Written by Michael Shaara
Review by Marilyn Sherlock

America, June 29, 1863, and the country is being torn apart by civil war. The North, the Union, is opposed to slavery, while the South depends on slaves to run huge plantations and keep up the great demands of the North and Europe for cotton. Cotton is king, and slave labour costs nothing. The story opens on the eve of the greatest battle fought on American soil – Gettysburg. In the space of a few days, Federal forces lose 23,000 men while the Confederates’ losses range between 20,000 and 28,000. Although there were more battles and skirmishes to follow, Gettysburg marked the great turning point in the war.

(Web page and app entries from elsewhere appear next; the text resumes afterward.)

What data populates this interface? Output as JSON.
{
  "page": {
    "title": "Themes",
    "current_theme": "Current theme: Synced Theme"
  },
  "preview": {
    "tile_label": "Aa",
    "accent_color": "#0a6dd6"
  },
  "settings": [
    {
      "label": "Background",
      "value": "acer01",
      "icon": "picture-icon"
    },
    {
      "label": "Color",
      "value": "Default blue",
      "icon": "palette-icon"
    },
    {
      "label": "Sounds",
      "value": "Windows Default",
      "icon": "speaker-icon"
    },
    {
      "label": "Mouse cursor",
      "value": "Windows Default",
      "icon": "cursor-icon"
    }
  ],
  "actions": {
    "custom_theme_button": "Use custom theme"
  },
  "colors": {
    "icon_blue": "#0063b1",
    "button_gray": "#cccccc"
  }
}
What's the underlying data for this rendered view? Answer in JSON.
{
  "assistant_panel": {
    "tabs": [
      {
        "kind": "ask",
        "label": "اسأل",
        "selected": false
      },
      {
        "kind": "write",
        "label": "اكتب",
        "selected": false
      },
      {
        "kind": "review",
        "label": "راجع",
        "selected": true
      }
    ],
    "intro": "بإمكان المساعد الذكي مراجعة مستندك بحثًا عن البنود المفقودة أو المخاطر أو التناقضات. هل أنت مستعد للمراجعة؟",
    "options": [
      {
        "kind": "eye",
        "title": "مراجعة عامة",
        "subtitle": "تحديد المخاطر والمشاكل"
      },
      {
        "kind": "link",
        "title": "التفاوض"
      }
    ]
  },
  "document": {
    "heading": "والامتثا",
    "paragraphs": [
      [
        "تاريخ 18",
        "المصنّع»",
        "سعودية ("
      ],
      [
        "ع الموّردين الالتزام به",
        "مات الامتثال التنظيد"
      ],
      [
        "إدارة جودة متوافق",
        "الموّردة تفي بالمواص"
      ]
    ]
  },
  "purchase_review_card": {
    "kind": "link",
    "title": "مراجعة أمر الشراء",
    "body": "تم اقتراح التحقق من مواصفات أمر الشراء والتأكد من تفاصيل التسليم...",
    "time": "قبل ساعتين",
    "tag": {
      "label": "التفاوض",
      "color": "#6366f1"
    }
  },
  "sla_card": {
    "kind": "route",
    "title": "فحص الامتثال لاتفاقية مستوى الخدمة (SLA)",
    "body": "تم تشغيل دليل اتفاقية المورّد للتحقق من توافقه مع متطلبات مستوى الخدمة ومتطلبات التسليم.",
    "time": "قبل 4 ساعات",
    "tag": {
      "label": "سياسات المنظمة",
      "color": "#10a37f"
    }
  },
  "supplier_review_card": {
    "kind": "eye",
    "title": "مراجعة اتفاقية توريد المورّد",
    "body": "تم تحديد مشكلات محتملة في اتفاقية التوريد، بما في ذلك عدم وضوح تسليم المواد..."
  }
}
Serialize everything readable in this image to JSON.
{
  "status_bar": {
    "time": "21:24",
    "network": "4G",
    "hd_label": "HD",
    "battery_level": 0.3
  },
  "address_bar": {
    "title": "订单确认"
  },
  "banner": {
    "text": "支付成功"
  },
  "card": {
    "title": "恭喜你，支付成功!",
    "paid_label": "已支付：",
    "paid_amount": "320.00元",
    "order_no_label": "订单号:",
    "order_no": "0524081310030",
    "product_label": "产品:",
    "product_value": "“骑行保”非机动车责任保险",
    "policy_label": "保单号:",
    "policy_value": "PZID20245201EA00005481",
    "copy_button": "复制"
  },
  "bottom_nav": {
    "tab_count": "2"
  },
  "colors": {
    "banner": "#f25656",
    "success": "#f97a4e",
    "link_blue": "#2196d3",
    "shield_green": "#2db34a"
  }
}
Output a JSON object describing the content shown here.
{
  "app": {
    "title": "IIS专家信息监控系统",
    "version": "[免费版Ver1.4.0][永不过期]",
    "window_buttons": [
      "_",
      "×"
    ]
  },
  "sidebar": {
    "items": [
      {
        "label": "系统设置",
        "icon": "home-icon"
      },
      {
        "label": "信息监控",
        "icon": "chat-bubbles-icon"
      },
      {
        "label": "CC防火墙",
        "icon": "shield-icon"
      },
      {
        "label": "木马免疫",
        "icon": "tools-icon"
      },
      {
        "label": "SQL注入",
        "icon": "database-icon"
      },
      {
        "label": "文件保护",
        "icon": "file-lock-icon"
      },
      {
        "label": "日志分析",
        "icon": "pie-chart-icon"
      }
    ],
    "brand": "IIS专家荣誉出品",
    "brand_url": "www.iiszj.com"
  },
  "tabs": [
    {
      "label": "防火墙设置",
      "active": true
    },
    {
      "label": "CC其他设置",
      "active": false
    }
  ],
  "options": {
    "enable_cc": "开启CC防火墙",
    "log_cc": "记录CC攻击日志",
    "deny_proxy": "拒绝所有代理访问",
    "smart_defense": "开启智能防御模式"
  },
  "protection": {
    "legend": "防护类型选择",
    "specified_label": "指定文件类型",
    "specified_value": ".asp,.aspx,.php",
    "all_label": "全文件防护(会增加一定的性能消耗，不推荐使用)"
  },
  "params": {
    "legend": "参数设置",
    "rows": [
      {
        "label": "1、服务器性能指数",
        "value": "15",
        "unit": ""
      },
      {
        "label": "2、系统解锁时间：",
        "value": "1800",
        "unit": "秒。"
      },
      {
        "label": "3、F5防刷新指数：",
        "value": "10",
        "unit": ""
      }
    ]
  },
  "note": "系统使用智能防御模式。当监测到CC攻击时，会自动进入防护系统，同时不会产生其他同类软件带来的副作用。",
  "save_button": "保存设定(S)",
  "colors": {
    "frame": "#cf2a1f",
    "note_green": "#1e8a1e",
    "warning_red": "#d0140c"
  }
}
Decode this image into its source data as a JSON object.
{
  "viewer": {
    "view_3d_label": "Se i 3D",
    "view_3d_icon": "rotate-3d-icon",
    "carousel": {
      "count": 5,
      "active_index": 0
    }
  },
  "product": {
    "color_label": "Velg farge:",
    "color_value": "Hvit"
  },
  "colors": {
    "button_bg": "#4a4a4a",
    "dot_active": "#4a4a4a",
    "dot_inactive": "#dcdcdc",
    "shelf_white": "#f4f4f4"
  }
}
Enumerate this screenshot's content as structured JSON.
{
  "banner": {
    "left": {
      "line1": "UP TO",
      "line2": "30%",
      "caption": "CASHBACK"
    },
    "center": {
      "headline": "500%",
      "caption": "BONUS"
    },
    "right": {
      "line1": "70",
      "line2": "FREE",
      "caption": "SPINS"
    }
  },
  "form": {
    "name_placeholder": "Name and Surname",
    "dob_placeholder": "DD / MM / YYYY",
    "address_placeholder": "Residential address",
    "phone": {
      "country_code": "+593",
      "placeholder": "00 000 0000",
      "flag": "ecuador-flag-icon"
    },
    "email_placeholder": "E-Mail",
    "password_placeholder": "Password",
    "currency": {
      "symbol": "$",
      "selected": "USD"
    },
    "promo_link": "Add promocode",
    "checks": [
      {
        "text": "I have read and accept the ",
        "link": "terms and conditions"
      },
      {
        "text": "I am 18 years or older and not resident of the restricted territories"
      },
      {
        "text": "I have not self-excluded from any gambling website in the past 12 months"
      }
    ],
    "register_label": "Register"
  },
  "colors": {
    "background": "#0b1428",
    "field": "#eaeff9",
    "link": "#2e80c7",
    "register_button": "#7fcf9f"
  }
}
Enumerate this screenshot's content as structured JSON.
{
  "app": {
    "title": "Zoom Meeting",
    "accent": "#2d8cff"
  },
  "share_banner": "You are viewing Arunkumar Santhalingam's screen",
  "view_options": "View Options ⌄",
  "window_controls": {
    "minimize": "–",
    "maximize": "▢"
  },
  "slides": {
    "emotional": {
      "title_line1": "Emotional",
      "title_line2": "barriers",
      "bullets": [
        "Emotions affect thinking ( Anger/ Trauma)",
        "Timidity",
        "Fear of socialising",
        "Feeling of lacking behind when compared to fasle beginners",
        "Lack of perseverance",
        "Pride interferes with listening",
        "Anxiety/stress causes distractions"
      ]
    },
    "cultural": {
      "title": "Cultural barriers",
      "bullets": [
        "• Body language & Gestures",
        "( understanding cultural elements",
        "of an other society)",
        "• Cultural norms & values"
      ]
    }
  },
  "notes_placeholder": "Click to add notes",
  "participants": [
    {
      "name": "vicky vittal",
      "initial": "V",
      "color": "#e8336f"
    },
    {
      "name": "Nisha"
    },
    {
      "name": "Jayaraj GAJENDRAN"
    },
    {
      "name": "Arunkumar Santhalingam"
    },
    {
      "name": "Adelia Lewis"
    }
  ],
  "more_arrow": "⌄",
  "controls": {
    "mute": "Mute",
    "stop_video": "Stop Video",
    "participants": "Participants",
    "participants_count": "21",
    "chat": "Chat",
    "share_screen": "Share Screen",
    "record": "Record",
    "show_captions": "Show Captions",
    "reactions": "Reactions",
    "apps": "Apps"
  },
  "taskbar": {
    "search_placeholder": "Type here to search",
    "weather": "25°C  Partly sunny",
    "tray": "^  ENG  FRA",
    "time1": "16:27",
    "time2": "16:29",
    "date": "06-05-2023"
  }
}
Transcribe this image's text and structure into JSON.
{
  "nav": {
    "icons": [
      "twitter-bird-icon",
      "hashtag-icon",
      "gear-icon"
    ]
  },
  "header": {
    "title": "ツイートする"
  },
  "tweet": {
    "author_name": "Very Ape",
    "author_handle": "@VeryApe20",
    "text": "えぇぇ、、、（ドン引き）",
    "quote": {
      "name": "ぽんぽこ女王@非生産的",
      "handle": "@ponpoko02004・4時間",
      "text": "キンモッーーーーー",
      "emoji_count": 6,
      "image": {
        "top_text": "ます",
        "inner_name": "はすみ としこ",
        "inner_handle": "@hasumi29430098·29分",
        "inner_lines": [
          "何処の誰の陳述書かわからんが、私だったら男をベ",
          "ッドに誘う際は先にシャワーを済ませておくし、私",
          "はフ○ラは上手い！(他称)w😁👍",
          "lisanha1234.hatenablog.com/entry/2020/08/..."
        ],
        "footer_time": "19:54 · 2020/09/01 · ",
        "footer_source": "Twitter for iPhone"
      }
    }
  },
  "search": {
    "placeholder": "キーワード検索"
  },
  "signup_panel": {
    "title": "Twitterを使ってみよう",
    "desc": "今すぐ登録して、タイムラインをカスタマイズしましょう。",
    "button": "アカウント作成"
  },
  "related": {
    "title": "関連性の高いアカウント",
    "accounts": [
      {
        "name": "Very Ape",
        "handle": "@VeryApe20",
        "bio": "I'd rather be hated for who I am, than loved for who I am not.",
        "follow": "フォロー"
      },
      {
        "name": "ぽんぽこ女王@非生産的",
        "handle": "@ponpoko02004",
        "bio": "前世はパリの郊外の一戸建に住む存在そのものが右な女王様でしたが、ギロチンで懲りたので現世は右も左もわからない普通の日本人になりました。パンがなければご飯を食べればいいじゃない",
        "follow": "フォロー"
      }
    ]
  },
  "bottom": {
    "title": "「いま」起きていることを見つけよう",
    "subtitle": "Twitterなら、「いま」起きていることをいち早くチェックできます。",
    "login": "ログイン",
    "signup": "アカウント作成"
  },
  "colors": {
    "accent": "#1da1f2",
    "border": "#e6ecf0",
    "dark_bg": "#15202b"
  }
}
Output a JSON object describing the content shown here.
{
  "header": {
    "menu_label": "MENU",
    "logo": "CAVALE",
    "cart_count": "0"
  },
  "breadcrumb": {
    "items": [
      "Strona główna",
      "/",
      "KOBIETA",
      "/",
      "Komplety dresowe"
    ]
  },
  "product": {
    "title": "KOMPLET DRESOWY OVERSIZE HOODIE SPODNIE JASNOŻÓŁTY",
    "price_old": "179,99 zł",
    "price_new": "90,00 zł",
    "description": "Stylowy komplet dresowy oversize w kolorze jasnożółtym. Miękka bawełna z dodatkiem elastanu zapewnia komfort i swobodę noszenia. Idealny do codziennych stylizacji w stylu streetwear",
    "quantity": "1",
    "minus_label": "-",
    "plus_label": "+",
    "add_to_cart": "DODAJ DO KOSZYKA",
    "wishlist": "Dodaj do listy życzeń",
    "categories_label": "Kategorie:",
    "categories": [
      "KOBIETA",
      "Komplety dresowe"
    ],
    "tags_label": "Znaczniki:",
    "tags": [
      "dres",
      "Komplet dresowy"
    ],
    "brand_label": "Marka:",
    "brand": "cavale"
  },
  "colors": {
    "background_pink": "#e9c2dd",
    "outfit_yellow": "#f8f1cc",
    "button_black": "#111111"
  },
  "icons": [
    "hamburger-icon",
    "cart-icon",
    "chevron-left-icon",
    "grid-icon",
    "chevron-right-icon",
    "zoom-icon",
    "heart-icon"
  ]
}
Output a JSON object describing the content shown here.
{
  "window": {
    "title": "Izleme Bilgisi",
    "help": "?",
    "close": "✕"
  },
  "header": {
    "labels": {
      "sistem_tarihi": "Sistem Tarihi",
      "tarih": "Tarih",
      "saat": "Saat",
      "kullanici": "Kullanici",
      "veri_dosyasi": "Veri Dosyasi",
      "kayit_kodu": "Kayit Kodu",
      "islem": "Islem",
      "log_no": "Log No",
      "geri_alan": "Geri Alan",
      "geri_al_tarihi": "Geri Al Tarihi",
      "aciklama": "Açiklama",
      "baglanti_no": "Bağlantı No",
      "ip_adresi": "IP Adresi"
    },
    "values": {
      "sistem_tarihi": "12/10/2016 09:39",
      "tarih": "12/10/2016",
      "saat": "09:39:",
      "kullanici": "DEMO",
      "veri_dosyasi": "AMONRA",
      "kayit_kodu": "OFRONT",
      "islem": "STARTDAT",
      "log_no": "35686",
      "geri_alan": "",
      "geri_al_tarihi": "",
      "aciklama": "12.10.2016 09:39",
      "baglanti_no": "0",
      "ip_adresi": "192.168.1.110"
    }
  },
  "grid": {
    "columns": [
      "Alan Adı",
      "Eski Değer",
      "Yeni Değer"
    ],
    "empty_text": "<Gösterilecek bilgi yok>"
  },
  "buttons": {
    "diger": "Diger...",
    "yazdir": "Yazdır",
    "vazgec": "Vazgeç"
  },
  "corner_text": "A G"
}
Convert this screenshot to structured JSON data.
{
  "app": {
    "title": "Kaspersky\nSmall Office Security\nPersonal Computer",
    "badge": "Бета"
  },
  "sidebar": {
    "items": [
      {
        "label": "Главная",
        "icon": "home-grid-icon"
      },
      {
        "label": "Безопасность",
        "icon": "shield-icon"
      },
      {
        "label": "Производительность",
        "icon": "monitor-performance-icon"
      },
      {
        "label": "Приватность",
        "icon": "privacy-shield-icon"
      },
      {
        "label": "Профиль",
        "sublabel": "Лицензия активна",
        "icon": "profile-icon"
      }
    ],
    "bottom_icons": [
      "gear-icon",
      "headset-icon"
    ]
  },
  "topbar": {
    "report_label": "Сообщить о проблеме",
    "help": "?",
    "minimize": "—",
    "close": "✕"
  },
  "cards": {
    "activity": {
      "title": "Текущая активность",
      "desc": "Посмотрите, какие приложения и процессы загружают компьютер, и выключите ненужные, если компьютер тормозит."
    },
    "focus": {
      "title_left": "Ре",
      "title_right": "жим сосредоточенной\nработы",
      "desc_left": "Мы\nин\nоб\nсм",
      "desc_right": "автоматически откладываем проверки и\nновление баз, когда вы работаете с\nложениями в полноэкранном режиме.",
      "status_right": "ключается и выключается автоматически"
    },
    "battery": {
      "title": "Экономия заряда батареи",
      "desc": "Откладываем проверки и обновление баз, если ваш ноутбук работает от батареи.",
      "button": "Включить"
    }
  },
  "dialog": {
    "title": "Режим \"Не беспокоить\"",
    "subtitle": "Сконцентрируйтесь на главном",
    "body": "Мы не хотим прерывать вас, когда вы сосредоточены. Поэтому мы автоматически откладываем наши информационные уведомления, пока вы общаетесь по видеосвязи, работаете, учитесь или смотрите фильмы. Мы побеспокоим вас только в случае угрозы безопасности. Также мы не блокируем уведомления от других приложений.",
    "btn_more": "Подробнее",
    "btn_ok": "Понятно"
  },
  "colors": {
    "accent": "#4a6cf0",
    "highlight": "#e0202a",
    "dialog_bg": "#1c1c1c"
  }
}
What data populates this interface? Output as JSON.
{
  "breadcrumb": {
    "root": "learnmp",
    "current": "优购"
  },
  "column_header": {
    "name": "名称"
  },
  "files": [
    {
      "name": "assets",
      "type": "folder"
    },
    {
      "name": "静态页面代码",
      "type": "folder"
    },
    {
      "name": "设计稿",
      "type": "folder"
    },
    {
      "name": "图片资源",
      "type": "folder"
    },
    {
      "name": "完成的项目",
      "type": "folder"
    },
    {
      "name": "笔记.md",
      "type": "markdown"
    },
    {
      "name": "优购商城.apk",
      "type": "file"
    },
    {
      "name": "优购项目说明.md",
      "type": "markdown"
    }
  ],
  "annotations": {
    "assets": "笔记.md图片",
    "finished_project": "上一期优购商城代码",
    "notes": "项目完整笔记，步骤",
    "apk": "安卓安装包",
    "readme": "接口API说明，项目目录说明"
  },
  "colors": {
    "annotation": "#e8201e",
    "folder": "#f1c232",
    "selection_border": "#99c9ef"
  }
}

In his famous Gettysburg Address following the battle, Abraham Lincoln reaffirmed the United States of America as ‘government of the people, by the people, for the people.’

Michael Shaara takes the reader blow by blow through those four momentous days, told first from one side and then the other. The various manoeuvrings, the tactics, and the orders given are graphically described, and when the two armies finally clash you are there with them amidst the dirt, the heat and the carnage.

To add to the reader’s understanding, Michael Shaara gives an excellent introductory chapter plus a rundown of who is who. The Killer Angels won the Pulitzer Prize for Fiction in 1975.